Backing up solidarity in a nebulous group
(Redact this story as necessary.) Telecomix: loose network of people trying to do the same stuff.
Working as as a group, we got media coverage as a group. But we had no backup, no supervision. Burnout and dealing with this. Being constantly under attack from the Internet while needing to support each other. Individuals have/had support, but not everyone in the group.
Another time: Hashtag activism in which many people joined in, but attacked the three women who started the hashtag. As a group, we tried to attract the negative attention from them, and to provide other support.
Third example, of refugees in Germany. Providing support attracted attack -- real attack and threats -- with no network or backup of support.

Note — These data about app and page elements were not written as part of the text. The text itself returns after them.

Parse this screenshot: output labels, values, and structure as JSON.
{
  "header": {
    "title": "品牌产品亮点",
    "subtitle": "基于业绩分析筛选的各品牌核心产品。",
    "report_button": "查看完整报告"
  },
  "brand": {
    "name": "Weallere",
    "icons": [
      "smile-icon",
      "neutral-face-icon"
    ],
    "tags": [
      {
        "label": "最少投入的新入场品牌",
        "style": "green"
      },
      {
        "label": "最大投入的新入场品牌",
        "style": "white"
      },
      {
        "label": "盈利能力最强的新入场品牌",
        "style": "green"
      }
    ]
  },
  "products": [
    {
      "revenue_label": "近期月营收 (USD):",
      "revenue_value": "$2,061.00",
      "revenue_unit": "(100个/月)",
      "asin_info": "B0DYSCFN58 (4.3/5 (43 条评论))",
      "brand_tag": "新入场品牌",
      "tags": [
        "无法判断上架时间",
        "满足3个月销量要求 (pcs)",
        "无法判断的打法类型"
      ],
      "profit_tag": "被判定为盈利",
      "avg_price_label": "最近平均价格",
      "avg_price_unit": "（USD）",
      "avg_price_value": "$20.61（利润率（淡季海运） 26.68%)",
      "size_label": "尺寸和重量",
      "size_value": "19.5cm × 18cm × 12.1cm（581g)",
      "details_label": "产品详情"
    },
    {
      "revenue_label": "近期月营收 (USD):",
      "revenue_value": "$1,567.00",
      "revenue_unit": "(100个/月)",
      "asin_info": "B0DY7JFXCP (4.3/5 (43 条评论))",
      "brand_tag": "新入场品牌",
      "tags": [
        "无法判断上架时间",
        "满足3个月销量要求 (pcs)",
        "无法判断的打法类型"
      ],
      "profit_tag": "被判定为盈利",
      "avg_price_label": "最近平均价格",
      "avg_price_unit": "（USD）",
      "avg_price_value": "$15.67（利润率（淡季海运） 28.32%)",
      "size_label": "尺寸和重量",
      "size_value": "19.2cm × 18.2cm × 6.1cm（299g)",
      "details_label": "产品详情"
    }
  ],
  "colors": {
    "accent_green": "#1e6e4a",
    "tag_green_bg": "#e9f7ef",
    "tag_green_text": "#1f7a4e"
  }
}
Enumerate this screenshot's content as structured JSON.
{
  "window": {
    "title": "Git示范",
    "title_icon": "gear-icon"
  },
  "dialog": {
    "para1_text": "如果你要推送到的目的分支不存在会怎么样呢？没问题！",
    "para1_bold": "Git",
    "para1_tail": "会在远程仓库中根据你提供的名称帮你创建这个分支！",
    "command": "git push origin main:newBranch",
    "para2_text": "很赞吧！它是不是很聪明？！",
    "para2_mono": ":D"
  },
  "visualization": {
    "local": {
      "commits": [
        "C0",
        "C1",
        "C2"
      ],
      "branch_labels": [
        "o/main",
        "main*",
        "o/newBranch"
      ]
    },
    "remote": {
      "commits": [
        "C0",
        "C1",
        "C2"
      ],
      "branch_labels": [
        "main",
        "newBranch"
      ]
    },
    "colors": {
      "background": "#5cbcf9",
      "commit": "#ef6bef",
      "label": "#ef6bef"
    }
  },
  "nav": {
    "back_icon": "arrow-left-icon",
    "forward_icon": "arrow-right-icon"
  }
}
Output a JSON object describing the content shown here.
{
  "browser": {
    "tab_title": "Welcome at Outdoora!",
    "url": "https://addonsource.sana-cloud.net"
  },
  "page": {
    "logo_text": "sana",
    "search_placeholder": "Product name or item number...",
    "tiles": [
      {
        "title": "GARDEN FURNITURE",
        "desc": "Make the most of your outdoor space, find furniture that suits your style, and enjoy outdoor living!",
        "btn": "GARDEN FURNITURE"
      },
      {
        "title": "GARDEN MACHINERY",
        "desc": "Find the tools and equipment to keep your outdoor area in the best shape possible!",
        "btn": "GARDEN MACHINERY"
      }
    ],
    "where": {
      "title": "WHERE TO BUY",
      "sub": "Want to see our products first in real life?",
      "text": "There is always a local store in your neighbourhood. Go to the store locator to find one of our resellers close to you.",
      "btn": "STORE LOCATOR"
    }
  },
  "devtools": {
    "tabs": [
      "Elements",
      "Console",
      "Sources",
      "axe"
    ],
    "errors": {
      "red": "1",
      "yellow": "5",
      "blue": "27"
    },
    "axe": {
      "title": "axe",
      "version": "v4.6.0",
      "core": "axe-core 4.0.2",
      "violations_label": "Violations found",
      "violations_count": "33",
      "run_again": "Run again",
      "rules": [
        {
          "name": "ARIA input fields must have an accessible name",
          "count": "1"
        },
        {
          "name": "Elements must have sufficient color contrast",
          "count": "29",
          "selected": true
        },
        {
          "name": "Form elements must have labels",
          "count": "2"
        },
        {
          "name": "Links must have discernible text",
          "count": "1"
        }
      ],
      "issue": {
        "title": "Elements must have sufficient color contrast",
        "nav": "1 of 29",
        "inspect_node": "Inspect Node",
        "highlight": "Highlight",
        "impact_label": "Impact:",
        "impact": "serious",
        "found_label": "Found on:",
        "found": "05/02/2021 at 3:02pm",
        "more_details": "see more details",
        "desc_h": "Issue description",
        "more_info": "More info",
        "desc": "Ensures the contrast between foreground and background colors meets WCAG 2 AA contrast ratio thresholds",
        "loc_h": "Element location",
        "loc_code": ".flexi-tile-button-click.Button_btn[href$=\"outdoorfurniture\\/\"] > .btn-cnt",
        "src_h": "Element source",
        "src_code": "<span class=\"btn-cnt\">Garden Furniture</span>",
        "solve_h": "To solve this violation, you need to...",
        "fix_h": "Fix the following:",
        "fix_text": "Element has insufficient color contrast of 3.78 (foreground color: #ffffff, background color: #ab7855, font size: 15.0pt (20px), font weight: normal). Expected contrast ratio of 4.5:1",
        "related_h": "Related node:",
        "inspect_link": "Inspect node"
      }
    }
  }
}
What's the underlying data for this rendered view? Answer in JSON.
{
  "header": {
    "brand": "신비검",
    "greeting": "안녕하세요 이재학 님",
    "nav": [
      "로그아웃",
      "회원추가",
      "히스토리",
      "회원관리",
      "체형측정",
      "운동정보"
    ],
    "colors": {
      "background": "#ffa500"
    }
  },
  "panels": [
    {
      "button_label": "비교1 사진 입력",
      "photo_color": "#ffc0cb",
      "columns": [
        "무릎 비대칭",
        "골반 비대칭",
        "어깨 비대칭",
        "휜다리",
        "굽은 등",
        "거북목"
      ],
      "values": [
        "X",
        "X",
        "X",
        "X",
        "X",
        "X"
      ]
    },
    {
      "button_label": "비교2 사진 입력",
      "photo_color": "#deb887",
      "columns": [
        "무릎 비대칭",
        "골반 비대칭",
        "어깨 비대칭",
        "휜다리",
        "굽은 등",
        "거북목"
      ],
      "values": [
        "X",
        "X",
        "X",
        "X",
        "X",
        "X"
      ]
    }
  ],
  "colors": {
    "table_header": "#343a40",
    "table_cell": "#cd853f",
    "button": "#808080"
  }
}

Visibility of instant networks, but no roots for them, so lack of stable support.
Goal: to talk about those things (and in relation to safe spaces) -- how can we cope with the situations where there is no chance to back people up.
discussion: considering force vectors. Sometimes you don't know if someone wants help, vs. sometimes people don't know how to defend or who to go to for help. an example: if a man is being sexist or attacking, getting another man to challenge them (sidling up)
"knowing how to use the privilege sword" -- things I might be able to do that someone else couldn't
informational (ops) support vs physical support
spaces of trust
the privilege of being in a position w here your story is not questioned or challenged.
can of worms: organization problem: when you're reaching out in a broadcast method, there's no [.... ] of trust.
Affinity groups: an affinity group is a group that comes together for a specific defined task. People come in by invitation or by request. The affinity group has a thing that it does: often a direct action or political action. Limits of how far people are willing to go (means) of achieving that task and means they will not do. Establishing code words, ways of reaching decisions. ( Direct actions can be made by multiple affinity groups. )
- ed sees a lot of potential in that structure, achieving common goals. Overlapping groups: you now have a distributed network of trust, a few groups you're a member of, and a web of trust. If you are under attack in one group, hopefully you can reach out to the other affinity groups to call for assistance. (Reference to "taxonomies" in Drupal: issues and orthogonal tagging of tactics and of skills.) a lot of potential in formal systems organization of these things.
- Tom: challenge to that: it seems likely there are latent not-organized affinity groups, or in-the-moment action (like a hashtag)
- just-in-time backup. ("Derailing derailers")
- There are known things you can tell someone you only sort of trust and some things you need existing trust. How an affinity network might already exist.
whitney: what if I'm not considering that while I am safe, I do not have the safety and defenses I would need to actually support or provide for someone. Bringing someone into a place that isnt as tactically safe as I thought.
ed: having a checklist of skills that are needed in case: knowing You need someone who knows threat modeling for example. Knowing what you need and people who have those skills.
tomate: people become activists by accident and they have no idea what they are doing or how they should handle threats for example. When the response is tremendously larger than what you expect.
nicole: something that's in the air is the scale of support. The initial support of being in a March or leaping into a situation. But the. There's also support for the supporters.
- the immediate need for triage: seeing that someone is in a horrible situation and pulling the, out and hearing and helping. Need a map of scale and time here.
Whitney: could we model this on a hospital?
Nicole: or witness protection?
Tomate: no process for taking over support from one group, with the history
- more than one shift, taking shifts.
Arthur: for some kind of help, all of the people are needed all of the time.
Tomate: the scale of attack is growing. The official response is not happening.
Whitney: is there a way to turn supporting activists into its own cause. That that's the kind of activism you do. The mission being to coordinate and support. For example: anything
Coming to sandy to rebuild homes, an org whose work is rebuilding homes in disaster areas. That is their focus, the place changes. Making something like that?
Arthur: Being psychological support. Specifically...
Max: ref the aclu and hospitals as examples of existing support structures with established procedures.
Tom: in order not to duplicate work. zoe Quinn and someone are building a "so you've been doxxed (* www.crashoverridenetwork.com )
Tomate: lawyers must be paid in Germany, as a note
question from toms: a wish for how/ what should exist?
whitney: opportunities for trainings
Ed: tools and familiarity for tools of discovering affinity support networks
tom: a list of yes/no questions [for triage] of who someone knows and what they can offer in support. Binary questions
arthur: there are people who want to help and some people who are open to help and some people who are invisible to those who can help or (specifically in mental health for activists) don't even know/see they need help
nicole: clear guides and documentation around this stuff. Having something to share with people who care